What needs to be done> Go through the records below and copy out every line holding "Interfaccia".

************

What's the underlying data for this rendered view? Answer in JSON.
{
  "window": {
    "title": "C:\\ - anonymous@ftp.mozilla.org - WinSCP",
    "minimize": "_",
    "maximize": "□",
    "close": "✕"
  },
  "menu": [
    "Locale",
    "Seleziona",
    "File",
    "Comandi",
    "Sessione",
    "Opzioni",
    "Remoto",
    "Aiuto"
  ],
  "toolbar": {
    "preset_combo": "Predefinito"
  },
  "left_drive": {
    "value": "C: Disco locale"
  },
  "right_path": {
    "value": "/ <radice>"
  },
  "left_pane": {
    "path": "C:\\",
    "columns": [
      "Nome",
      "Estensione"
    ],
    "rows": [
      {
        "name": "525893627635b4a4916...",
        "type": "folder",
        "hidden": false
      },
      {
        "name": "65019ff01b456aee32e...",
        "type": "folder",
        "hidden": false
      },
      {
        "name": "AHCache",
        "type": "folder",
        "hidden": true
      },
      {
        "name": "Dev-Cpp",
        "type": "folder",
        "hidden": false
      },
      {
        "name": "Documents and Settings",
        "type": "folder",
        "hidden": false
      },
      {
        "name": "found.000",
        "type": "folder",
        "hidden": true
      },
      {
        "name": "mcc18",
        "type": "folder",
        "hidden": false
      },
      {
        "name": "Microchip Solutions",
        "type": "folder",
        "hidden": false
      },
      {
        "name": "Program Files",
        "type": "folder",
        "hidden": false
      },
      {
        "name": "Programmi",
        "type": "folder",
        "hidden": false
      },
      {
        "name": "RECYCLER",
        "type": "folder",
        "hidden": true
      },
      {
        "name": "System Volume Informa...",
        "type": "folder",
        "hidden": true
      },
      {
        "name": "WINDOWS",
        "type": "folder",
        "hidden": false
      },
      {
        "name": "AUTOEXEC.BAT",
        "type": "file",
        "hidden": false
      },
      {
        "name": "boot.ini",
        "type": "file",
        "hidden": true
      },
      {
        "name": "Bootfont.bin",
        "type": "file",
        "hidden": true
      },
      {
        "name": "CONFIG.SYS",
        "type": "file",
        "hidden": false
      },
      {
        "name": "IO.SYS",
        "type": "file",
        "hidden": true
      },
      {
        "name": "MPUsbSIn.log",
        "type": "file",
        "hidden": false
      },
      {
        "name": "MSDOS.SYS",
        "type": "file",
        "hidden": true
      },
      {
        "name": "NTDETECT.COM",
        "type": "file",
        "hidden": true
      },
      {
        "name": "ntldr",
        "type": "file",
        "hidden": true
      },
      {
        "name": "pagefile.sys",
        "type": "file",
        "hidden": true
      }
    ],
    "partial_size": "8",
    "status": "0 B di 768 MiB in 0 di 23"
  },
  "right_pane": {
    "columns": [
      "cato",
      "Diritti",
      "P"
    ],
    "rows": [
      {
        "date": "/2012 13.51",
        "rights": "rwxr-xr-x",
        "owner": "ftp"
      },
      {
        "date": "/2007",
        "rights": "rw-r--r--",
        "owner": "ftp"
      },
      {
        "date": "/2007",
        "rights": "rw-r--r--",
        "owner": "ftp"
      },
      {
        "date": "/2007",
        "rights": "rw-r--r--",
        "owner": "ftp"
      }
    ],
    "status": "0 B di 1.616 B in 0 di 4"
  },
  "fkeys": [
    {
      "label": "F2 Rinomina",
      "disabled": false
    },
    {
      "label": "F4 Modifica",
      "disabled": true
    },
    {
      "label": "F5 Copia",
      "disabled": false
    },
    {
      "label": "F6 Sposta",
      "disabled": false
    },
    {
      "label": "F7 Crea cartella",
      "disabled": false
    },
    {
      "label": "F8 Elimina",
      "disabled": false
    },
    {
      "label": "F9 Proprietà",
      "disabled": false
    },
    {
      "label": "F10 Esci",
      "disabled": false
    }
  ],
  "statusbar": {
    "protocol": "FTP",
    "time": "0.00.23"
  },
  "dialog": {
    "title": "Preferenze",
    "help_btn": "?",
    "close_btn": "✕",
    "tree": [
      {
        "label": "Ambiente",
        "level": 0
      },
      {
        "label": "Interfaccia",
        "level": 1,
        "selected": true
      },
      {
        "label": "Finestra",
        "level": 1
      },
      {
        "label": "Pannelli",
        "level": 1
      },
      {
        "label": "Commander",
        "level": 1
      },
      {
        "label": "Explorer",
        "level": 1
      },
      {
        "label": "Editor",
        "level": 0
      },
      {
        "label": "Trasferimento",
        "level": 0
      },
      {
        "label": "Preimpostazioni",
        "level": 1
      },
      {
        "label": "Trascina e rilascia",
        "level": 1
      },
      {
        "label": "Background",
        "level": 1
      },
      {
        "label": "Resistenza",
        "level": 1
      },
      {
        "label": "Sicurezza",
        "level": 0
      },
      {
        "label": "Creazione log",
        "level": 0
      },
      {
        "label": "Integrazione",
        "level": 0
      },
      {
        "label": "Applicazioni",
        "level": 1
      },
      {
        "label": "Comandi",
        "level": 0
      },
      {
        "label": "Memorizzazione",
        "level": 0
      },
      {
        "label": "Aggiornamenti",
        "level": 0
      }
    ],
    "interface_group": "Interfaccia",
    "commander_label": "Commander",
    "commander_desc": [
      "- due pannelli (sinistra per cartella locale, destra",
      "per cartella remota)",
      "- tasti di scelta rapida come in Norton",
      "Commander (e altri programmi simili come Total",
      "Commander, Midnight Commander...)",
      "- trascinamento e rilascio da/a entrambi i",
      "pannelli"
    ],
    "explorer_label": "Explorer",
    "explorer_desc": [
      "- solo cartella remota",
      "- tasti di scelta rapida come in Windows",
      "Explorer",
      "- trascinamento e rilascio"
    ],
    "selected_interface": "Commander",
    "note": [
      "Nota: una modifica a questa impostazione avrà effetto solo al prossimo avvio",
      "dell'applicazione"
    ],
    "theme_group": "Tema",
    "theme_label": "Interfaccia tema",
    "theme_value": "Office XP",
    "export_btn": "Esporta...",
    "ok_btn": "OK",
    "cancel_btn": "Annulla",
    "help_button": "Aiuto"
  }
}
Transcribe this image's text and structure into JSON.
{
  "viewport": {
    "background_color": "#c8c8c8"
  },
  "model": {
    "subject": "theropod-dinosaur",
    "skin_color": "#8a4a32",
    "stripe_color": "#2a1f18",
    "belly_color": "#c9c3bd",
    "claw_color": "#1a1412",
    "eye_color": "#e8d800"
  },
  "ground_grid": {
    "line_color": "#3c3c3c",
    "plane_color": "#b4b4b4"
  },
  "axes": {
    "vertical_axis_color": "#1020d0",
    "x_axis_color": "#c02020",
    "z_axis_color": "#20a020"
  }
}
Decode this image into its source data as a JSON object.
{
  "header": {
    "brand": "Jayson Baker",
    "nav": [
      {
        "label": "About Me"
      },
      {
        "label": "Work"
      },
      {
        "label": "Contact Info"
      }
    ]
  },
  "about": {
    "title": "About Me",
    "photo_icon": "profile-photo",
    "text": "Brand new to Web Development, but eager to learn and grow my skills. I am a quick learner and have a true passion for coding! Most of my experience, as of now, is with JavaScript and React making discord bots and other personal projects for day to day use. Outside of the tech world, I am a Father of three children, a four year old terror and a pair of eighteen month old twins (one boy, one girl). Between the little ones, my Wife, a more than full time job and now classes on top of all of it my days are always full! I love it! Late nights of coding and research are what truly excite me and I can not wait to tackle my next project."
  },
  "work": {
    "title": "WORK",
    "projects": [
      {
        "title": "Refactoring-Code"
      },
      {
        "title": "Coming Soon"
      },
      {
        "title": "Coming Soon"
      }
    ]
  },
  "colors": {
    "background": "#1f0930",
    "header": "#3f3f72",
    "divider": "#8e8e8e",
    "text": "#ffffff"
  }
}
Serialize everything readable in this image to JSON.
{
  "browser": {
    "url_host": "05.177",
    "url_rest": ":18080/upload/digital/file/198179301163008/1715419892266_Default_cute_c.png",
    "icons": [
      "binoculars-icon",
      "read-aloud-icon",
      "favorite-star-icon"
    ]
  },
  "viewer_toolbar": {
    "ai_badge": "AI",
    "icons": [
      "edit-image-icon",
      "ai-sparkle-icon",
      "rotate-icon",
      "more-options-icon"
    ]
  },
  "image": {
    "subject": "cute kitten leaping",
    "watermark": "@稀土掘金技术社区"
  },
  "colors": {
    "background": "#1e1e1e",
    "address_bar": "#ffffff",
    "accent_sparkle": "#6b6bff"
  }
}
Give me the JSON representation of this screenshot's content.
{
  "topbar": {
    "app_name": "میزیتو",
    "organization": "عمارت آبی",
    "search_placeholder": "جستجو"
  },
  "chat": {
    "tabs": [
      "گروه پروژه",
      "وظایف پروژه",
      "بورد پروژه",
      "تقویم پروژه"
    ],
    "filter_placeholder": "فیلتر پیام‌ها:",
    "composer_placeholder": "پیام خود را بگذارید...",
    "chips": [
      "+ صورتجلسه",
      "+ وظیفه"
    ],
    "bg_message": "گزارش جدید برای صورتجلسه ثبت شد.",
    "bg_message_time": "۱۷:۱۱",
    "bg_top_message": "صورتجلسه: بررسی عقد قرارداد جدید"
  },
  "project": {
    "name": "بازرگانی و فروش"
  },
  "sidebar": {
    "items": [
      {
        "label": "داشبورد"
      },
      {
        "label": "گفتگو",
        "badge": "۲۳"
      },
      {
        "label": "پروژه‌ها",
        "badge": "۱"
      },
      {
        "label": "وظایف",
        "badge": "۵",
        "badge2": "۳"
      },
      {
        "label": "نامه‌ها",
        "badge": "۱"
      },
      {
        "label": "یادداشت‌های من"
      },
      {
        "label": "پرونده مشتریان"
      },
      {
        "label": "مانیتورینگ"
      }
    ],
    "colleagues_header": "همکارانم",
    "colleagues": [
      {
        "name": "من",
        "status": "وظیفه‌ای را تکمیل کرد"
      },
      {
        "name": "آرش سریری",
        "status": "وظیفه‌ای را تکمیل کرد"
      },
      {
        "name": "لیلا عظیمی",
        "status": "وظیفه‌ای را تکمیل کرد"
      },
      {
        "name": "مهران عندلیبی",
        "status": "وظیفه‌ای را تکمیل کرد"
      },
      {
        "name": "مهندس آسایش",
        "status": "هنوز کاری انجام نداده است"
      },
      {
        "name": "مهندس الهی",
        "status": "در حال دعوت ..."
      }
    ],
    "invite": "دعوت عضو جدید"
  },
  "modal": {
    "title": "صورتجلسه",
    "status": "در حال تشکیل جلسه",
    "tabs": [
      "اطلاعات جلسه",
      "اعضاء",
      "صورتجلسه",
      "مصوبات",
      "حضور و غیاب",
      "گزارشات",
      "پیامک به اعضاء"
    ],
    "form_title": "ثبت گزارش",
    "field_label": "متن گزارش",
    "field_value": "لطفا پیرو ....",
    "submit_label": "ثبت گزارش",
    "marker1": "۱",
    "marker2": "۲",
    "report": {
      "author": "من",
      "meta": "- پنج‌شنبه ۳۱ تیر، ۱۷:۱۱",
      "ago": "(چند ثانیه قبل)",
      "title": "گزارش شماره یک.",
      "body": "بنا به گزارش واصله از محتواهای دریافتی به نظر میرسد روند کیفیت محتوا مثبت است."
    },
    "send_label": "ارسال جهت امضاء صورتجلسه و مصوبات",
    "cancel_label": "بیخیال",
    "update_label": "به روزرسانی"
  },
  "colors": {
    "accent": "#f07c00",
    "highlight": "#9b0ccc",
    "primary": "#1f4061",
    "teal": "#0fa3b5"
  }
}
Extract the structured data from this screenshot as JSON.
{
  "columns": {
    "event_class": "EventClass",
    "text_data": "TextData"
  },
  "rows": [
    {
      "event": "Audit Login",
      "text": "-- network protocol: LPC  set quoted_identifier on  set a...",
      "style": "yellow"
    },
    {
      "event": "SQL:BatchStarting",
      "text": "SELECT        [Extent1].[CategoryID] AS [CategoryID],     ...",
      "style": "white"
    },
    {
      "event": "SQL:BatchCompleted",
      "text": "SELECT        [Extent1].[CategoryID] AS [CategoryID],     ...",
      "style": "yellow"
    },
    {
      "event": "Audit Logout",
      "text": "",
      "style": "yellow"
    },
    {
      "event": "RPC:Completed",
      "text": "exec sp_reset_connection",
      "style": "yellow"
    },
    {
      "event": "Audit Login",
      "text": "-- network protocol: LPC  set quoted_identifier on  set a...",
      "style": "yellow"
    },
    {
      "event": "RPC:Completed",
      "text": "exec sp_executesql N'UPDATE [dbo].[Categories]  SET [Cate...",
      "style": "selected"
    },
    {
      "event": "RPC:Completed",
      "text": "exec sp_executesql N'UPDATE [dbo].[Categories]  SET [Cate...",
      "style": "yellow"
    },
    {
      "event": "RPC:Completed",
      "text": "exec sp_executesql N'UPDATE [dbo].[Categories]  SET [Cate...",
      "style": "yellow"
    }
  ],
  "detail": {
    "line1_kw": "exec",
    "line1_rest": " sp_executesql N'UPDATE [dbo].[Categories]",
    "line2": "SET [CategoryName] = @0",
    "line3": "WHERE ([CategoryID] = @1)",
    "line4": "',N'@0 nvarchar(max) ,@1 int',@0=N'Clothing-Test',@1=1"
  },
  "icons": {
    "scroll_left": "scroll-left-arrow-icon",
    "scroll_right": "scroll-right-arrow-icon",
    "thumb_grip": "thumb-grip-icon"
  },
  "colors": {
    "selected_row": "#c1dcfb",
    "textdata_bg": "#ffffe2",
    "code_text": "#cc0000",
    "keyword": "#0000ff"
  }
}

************

Answer area>
        "label": "Interfaccia",
    "interface_group": "Interfaccia",
    "theme_label": "Interfaccia tema",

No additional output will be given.